TASK INSTRUCTIONS
Report all lines below with the word "Benchmark".
(Beginning of DATA SUPPLIED)
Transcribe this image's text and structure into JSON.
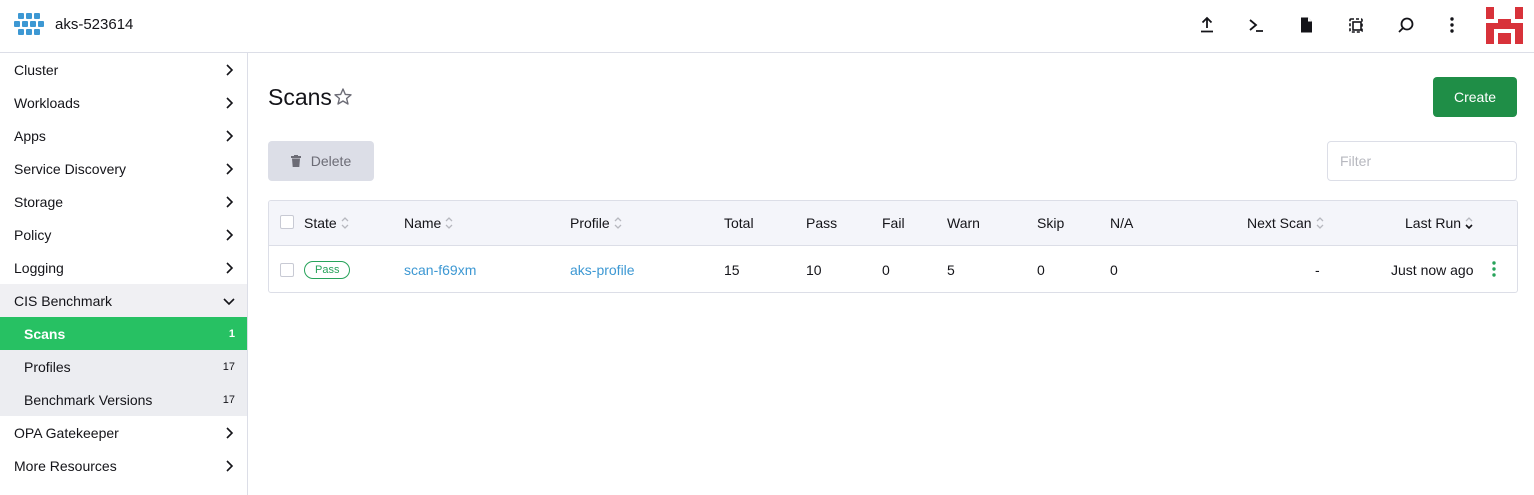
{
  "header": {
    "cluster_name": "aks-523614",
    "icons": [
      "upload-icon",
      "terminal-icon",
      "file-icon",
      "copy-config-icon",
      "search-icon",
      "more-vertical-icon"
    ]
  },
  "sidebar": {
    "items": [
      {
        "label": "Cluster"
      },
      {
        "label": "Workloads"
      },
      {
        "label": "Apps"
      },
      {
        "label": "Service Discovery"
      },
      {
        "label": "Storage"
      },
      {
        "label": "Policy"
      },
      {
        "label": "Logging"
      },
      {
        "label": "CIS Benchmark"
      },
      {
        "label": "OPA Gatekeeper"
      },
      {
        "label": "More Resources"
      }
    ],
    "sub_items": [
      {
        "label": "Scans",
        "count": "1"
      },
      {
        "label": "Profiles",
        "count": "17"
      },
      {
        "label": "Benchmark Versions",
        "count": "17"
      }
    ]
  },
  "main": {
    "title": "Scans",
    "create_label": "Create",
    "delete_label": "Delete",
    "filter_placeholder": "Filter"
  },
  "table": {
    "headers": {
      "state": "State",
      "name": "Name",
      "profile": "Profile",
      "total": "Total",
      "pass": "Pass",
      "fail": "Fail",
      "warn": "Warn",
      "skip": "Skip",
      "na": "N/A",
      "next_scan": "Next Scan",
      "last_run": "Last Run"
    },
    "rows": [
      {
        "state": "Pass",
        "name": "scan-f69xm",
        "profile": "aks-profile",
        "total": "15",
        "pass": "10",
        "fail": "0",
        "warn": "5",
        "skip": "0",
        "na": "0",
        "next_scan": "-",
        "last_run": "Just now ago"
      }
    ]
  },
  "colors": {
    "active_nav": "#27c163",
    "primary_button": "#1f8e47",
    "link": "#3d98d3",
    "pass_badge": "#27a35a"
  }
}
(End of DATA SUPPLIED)
ANSWER TO THIS EXERCISE
        "label": "CIS Benchmark"
        "label": "Benchmark Versions",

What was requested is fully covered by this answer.